Batista agrees that home birth does make for happier mommies. "With a home birth her labor is undisturbed. She does not have to be picked up halfway through and rushed to the hospital. I cannot state enough how much a difference this makes." He adds, later, "After experiencing both hospital and home birth, my wife and I wouldn't even consider going to a hospital again unless there was a very compelling medical reason why we should do so."
And there we have it. Straight from the alpha male's mouth. One alpha male's mouth, anyway; I've read some other men's confessions that they found childbirth gory and disgusting. Everyone's different (although, in my opinion, those other men are wimps). Home birth is not, as I think we can all agree upon, for everyone. But I think Batista's account shows that it can be a great experience for dads, as well as moms, and for more directly positive reasons than "She wants it and I support her." Home birth can also uniquely support him. Since birth is a family event, I think this is worth including in the conversation, too. Aaron and I are currently discussing a baby Newman #2, and while adoption is a definite contender, we haven't ruled out another pregnancy. I have mentioned home birth, and although Aaron gets a little pale when I do, I'm guessing Batista's "7 Secrets" will broaden his perspective. Our hospital birth was pretty fun, all told, but definitely had its down sides. I have a hunch that home birth would go a long way to address those if we give it another go. ANYway... For now, we're just talking. I'll of course keep all y'all posted on our family expansion plan as it unfolds.
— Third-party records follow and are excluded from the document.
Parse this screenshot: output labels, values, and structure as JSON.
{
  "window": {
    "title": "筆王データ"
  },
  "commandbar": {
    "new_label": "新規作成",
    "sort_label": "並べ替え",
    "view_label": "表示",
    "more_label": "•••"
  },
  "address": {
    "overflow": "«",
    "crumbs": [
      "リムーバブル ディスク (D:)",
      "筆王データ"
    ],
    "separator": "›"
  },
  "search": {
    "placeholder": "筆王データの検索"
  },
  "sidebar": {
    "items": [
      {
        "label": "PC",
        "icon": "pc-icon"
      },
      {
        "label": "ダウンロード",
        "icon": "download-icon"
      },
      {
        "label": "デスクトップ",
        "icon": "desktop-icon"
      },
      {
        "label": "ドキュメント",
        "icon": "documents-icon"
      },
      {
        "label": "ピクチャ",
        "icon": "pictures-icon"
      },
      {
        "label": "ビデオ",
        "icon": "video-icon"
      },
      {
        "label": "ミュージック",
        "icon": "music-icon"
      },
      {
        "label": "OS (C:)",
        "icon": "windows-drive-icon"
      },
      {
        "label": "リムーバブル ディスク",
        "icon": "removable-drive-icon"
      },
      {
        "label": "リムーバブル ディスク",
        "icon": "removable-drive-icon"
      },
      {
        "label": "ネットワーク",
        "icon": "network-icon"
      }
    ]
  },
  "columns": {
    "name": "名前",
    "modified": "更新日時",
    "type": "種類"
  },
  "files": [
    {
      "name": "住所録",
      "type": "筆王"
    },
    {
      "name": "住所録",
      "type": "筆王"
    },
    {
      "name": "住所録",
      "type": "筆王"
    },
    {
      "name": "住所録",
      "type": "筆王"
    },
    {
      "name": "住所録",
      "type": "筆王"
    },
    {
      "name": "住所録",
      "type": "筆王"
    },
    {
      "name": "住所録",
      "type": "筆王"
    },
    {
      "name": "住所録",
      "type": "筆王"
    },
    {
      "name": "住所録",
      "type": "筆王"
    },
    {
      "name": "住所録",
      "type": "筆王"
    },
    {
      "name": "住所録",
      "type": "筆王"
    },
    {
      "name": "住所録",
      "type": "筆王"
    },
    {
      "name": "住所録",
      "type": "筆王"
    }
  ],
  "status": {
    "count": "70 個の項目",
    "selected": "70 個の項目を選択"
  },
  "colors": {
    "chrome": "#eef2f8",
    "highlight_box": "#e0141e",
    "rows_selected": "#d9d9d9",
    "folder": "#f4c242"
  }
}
Dads, what were your experiences like during your children's births? Moms, do you think your partners would enjoy the aspects of home birth that Batista draws attention to? Do you think your menfolk would even consider it an option? Would you?
PS. For a few more dads' home birth stories, click here.